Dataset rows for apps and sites
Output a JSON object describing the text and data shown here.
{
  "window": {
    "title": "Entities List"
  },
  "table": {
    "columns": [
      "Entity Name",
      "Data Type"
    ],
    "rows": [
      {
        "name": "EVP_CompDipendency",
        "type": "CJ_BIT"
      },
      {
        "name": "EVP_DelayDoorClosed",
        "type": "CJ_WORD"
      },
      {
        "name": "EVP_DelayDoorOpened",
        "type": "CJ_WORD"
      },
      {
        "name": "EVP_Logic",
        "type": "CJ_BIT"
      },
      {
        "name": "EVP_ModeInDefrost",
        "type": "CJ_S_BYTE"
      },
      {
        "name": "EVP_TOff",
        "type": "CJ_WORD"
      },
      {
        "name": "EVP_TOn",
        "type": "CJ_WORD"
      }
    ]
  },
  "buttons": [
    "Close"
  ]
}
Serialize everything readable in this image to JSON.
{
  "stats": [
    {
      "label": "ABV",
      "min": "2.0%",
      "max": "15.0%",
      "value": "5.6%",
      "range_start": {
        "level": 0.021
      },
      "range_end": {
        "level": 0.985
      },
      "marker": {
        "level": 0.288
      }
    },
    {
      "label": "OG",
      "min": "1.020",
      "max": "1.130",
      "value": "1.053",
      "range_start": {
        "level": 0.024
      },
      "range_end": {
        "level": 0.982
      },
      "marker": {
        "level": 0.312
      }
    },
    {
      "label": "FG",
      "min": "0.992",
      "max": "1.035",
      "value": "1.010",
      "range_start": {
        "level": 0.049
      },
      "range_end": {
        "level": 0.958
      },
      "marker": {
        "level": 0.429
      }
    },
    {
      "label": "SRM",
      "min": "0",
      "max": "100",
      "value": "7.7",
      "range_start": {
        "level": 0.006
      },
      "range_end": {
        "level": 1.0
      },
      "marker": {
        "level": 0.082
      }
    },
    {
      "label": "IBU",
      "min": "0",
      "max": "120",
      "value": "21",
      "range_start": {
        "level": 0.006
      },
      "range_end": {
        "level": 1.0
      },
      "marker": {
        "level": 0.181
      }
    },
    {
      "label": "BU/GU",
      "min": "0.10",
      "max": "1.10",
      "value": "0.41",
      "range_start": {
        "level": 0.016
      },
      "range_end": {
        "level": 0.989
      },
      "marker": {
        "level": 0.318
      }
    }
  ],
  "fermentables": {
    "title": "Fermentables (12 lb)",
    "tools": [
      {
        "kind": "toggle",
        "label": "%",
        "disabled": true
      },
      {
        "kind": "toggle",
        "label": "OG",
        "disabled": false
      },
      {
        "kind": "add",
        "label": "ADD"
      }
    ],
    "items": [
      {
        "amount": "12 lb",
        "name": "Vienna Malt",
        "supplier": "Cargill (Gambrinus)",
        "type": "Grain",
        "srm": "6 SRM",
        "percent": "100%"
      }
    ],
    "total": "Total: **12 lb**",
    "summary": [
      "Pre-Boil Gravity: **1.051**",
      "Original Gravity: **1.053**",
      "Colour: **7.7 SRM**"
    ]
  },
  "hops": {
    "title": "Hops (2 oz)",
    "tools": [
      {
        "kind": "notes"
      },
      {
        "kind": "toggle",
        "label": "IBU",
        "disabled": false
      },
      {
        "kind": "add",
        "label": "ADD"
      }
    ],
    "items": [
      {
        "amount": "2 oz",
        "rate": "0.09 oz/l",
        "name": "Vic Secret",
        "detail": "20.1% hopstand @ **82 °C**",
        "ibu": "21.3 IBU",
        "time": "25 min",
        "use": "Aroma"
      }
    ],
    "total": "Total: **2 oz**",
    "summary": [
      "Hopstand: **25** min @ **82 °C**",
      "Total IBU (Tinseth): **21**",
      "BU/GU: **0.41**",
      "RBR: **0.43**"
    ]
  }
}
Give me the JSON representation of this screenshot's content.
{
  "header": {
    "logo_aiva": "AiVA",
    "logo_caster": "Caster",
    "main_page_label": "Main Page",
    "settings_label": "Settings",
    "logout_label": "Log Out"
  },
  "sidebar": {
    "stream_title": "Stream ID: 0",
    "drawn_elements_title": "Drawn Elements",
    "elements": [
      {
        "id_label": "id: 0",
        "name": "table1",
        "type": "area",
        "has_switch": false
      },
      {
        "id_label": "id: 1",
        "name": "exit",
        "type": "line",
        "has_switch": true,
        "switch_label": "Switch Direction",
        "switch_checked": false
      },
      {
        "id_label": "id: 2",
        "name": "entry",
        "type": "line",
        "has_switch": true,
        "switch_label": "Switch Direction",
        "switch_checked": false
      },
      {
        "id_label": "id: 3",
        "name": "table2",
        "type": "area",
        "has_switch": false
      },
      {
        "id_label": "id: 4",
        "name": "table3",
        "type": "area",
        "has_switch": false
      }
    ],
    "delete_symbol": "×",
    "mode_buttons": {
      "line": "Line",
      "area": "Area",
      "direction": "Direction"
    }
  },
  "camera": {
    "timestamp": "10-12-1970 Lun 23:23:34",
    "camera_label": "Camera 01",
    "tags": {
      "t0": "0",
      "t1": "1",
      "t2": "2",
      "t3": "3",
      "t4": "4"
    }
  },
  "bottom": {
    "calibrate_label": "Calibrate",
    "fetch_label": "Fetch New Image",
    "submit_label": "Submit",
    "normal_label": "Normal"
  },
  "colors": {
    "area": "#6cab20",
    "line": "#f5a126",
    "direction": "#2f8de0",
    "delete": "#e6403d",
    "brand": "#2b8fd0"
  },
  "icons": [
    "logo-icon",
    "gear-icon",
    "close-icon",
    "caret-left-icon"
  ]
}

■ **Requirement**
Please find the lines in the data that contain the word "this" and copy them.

■ **Reply to the task**
Serialize everything readable in this image to JSON.
Give me the JSON representation of this screenshot's content.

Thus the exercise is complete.